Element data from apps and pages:
━━━━

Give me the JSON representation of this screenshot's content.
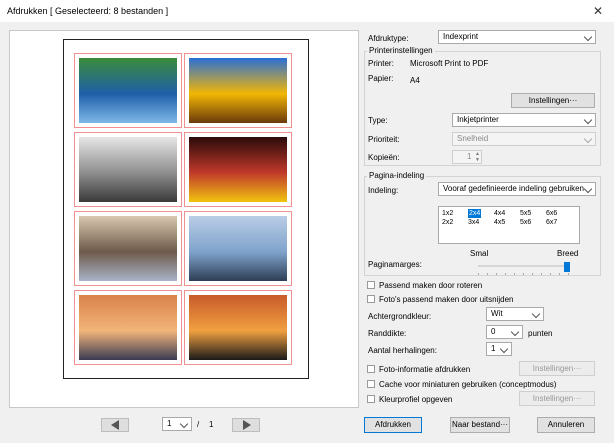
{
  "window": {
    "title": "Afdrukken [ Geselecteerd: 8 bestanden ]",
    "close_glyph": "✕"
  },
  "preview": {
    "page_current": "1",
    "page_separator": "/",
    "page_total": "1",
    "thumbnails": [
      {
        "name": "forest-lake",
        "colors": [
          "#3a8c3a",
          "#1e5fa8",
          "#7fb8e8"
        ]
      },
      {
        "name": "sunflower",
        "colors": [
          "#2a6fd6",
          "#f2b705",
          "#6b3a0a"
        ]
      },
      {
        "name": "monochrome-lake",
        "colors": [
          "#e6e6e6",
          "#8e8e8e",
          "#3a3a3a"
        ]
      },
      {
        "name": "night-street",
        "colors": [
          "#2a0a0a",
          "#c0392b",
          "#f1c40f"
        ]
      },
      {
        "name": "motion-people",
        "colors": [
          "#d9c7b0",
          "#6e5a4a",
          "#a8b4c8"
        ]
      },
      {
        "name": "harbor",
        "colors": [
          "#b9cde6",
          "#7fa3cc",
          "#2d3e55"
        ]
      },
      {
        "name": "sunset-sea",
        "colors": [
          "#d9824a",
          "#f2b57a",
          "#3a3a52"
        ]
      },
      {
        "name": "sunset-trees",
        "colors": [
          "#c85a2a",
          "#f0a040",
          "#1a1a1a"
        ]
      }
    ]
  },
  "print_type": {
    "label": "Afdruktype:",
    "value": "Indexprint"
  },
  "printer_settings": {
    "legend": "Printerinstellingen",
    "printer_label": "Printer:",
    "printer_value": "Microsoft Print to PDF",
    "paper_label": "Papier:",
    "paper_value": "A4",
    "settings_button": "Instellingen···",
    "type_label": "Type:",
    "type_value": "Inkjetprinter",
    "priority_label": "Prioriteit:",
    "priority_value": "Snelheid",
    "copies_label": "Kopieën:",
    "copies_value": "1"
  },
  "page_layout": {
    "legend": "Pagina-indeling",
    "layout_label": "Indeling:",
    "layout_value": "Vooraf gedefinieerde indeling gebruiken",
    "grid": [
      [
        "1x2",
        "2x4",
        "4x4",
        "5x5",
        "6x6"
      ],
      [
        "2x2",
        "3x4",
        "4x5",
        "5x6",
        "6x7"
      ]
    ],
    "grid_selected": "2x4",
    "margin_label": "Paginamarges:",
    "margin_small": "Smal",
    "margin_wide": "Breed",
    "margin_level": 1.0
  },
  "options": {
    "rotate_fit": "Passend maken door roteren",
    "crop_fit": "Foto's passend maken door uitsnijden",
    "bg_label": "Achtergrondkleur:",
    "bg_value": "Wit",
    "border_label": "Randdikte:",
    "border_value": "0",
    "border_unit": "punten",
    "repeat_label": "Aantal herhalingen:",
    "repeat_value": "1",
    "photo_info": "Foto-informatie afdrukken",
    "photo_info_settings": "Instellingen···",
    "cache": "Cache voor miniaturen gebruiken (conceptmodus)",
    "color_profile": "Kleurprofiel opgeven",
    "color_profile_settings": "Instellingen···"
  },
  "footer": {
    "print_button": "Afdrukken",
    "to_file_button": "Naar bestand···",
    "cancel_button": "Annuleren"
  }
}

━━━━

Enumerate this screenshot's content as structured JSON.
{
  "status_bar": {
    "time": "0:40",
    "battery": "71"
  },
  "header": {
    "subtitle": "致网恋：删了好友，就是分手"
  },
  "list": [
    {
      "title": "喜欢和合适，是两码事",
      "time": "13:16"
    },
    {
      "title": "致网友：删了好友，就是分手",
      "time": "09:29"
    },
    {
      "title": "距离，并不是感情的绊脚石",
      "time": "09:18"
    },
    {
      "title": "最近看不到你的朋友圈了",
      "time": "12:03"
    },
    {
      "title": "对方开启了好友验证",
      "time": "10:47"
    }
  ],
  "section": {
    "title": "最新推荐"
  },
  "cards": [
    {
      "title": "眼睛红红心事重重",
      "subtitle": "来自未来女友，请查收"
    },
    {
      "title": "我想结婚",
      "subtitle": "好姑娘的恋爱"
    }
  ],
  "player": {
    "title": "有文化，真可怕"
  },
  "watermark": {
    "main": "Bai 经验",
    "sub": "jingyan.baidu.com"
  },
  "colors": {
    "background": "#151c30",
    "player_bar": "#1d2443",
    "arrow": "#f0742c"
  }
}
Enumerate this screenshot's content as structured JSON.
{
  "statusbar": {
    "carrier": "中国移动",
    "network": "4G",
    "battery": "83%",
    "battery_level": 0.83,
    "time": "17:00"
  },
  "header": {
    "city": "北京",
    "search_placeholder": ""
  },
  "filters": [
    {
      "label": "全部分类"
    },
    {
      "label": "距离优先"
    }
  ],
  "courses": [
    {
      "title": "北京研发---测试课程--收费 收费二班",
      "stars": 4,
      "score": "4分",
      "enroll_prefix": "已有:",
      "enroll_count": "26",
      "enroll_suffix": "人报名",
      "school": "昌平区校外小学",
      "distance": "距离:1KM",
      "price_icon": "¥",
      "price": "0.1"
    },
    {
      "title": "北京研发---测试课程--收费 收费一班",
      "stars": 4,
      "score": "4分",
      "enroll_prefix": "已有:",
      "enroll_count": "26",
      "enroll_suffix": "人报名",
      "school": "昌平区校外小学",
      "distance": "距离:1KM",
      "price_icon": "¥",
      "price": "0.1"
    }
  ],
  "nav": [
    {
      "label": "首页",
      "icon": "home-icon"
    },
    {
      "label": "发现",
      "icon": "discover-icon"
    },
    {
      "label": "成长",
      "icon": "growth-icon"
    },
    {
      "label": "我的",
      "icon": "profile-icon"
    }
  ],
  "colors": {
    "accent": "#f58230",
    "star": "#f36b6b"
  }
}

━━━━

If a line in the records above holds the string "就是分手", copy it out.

Solution to this problem:
    "subtitle": "致网恋：删了好友，就是分手"
      "title": "致网友：删了好友，就是分手",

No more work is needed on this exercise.